It was the first time I had ever been in Con Hall. All of the seats were packed, and the sound of chatter echoed throughout the massive Victorian building. The girl I was talking to was a fourth year Drama & Theatre student taking ANT100 as a breadth requirement. Being the first year student that I was, I asked her the question almost all students (especially social sciences and humanities students) ask at least once, “Do I actually need to do all of my readings?”
She told me to not even try reading everything, which struck me as kind of odd since everyone else had been telling me otherwise. I had been receiving two very different sets of instructions.
Fast forward several years. I am now that fourth year student. I have definitely read a lot, from tedious textbook chapters to jargon-filled articles, from folktales to short stories. Here’s the conclusion I’ve come to after poring over enough pages to re-write a dictionary:
The goal of academic reading is not about how much you can read, but how effectively you can do so. Essentially, it’s quality over quantity.
So, yes, you can try to do all of your prescribed readings. But, depending on the class, the prof, and the material you’re given, it might not always be the best or only course of action.
The first thing I do when I’m given a list of readings, is read the rest of the syllabus. What is it exactly that the instructor is hoping we learn in their class? It also helps to pay attention during the first lecture, because they’ll probably mention the readings anyways (two of my profs this year flat-out said that they weren’t expecting us to read every bit of their syllabi’s bibliographies).
Step 1. is figuring out what you might need to prioritize.
Step 2. is reading smart. What were you discussing last lecture? What might you discuss next lecture? Your readings aren’t just random (though, it sometimes might feel this way): what is the prof hoping you’ll get out of them? What questions are you left with? Et cetera.

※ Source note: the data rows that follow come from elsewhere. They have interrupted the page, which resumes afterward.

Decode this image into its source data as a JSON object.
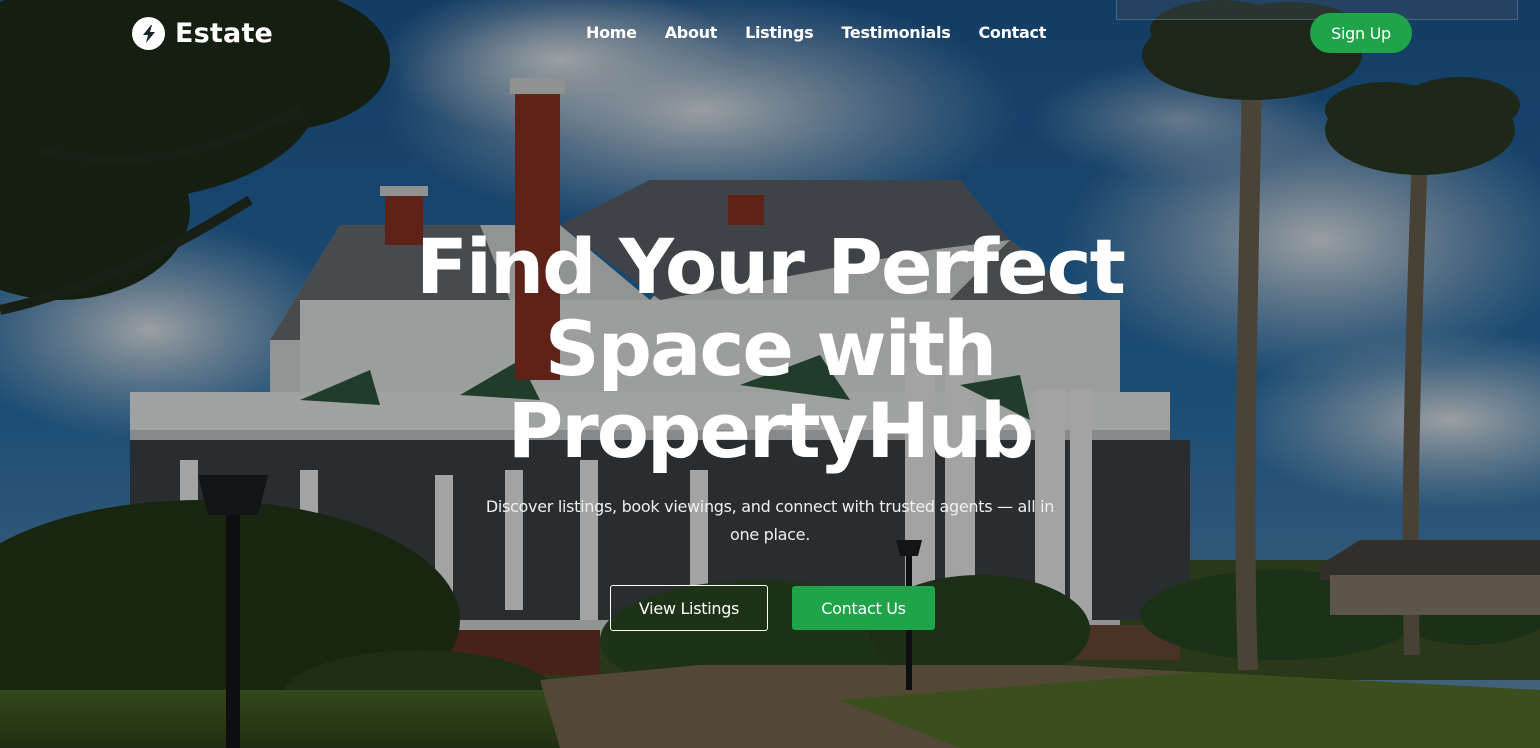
{
  "brand": {
    "name": "Estate",
    "icon": "bolt-icon"
  },
  "nav": {
    "links": [
      "Home",
      "About",
      "Listings",
      "Testimonials",
      "Contact"
    ],
    "signup_label": "Sign Up"
  },
  "hero": {
    "headline_line1": "Find Your Perfect",
    "headline_line2": "Space with",
    "headline_line3": "PropertyHub",
    "subtext": "Discover listings, book viewings, and connect with trusted agents — all in one place.",
    "primary_cta": "View Listings",
    "secondary_cta": "Contact Us"
  },
  "colors": {
    "accent": "#1fa44a",
    "text": "#ffffff",
    "overlay": "rgba(0,0,0,0.32)"
  }
}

When I read, I keep an eye out for the answers to these questions, along with keywords or ideas we examined in the previous lecture. I write points down in my notebooks with page numbers, so I can refer back to specific concepts. (This also makes citations a whole lot easier.)
Sometimes, the professor talks about something that I haven’t read. When this happens, it’s not the end of the world: I write down what I can, and then I go back to the text to investigate more.

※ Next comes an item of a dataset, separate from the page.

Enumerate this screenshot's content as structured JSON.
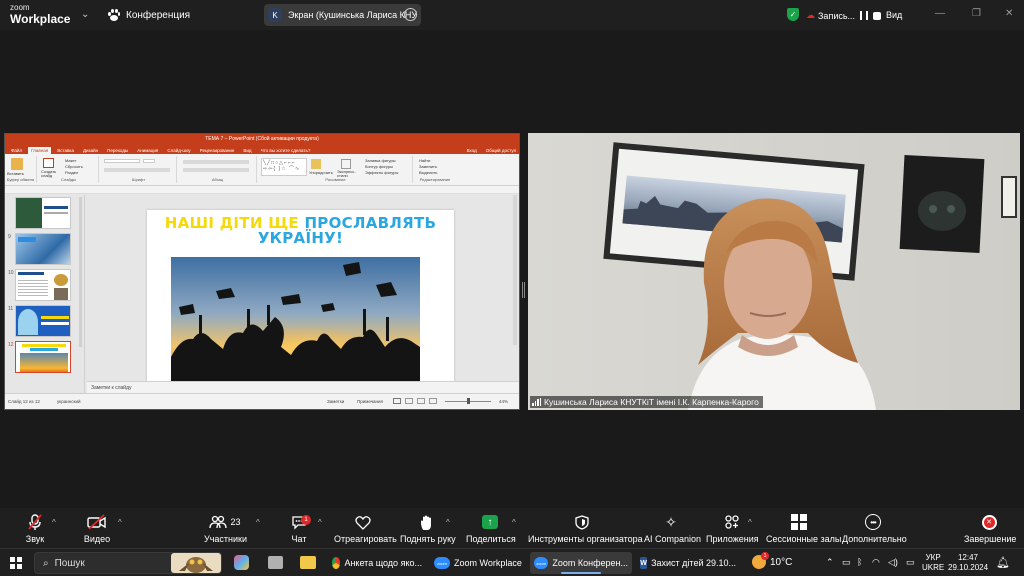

Step 3. is realizing that yes, you do need to do your readings. You can’t change the syllabus, so there’s no point in fighting those pages. Don’t panic, don’t fret. Just grab a cup of tea or coffee or hot chocolate, sit somewhere that keeps you relaxed and focused, and dive in. And, most importantly, learn to indulge your curiosity. University is a great place to do this.
1 comment on “How To Do (Or Not Do) Your Readings”
This is all really good advice! I’m trying to implement it as best as I can, especially now that I’m in second year and I want to build up good habits that will carry me until the end of undergrad.